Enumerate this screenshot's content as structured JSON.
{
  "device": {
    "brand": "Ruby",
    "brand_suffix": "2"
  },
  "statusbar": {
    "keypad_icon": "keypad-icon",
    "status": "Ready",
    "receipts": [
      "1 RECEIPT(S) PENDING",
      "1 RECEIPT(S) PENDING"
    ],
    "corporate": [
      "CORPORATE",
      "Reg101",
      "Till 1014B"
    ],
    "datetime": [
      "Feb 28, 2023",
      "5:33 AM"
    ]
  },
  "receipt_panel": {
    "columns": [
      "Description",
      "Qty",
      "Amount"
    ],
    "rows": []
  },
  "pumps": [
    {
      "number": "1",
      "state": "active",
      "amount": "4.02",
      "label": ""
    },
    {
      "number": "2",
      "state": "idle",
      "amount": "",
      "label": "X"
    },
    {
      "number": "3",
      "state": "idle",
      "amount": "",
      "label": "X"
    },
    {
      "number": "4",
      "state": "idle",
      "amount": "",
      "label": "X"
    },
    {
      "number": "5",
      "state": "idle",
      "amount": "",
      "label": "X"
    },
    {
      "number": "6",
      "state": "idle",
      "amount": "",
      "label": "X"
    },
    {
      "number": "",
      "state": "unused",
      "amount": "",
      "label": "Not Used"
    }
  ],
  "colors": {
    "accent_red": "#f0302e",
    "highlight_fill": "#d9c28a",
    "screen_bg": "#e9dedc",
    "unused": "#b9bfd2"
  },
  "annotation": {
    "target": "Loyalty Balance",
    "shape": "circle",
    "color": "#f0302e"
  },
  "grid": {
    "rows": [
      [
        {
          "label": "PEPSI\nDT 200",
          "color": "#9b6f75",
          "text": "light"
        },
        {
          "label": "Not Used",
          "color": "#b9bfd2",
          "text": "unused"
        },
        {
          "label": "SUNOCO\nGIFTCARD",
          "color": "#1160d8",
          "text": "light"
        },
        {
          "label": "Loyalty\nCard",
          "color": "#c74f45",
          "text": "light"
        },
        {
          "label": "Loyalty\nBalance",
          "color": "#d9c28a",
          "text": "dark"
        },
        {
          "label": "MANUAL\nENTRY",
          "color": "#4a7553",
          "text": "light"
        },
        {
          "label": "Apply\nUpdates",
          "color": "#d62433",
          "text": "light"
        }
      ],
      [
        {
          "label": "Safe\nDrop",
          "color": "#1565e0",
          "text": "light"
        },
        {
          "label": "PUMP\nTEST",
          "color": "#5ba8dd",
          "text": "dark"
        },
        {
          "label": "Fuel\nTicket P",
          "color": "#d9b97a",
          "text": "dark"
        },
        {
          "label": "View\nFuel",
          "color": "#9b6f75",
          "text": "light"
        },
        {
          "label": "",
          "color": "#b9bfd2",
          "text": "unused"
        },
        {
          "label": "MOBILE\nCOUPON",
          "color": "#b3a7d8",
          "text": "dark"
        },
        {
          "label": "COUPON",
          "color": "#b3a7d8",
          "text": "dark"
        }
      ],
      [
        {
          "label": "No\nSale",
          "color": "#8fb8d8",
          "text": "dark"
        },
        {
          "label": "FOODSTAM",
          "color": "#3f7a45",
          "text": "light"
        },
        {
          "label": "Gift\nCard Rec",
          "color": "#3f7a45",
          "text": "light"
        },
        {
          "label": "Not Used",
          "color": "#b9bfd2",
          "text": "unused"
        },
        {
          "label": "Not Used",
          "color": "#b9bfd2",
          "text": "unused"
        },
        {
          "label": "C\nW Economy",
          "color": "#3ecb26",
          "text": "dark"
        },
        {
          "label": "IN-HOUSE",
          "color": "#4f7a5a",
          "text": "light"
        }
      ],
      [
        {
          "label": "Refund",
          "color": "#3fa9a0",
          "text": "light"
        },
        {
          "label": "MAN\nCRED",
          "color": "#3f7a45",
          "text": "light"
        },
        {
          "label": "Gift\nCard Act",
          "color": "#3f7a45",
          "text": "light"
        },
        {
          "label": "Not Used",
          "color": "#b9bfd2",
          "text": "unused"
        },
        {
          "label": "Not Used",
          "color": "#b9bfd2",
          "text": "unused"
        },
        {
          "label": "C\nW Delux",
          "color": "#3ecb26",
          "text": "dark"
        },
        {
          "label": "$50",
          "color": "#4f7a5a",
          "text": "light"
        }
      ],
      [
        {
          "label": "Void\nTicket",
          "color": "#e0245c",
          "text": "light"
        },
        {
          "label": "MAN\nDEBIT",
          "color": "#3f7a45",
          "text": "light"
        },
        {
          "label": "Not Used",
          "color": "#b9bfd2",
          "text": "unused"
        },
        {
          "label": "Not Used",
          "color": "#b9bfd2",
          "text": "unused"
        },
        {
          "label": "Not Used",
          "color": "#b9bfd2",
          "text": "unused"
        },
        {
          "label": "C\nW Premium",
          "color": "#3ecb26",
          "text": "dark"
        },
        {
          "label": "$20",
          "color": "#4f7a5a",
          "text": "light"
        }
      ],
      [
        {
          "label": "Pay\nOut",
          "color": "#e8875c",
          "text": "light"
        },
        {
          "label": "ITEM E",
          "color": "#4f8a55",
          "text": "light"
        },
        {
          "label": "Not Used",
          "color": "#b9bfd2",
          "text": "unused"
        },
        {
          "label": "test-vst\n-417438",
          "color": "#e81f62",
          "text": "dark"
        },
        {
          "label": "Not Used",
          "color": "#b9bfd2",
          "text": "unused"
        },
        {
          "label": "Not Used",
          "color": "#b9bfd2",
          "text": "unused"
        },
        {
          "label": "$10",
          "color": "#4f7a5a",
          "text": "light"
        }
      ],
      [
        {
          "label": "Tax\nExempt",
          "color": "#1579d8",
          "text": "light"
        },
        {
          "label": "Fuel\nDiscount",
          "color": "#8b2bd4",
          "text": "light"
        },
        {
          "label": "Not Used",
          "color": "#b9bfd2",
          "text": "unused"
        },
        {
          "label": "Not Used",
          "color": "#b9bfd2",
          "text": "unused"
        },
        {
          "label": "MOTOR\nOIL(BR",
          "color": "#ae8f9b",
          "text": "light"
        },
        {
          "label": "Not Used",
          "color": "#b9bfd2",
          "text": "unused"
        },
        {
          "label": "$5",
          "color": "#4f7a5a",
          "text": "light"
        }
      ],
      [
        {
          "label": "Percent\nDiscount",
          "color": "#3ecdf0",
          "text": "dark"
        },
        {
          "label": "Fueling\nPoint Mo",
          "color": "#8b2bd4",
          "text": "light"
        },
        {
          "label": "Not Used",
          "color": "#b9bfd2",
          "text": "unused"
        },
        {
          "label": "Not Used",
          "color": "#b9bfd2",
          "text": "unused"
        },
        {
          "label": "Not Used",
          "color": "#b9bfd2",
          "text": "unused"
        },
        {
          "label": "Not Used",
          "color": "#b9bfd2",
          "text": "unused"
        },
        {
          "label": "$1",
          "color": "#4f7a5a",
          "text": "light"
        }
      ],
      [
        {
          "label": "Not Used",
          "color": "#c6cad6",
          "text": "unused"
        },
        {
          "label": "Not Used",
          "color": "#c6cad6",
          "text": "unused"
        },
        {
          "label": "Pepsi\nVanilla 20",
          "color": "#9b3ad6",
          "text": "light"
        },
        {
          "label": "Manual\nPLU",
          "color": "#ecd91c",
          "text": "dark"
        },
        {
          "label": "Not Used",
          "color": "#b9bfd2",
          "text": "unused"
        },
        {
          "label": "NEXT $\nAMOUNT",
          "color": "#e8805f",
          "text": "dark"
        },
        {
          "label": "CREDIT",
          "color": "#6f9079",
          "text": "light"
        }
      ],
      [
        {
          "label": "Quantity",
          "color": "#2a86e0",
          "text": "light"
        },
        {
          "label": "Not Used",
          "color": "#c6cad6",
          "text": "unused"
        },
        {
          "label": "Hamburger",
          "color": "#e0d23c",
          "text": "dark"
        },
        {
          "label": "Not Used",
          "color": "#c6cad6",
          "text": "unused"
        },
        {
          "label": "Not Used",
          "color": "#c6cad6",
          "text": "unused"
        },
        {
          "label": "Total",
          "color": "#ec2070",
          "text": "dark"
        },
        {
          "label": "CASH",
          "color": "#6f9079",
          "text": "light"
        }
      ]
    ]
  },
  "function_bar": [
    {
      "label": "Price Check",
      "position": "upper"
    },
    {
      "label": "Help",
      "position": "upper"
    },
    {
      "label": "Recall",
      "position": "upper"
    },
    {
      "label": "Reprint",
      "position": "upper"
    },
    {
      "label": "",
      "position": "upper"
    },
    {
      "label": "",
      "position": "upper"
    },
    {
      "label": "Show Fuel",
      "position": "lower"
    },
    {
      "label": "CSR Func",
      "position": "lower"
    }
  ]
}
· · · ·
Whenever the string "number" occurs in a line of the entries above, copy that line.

      "number": "1",
      "number": "2",
      "number": "3",
      "number": "4",
      "number": "5",
      "number": "6",
      "number": "",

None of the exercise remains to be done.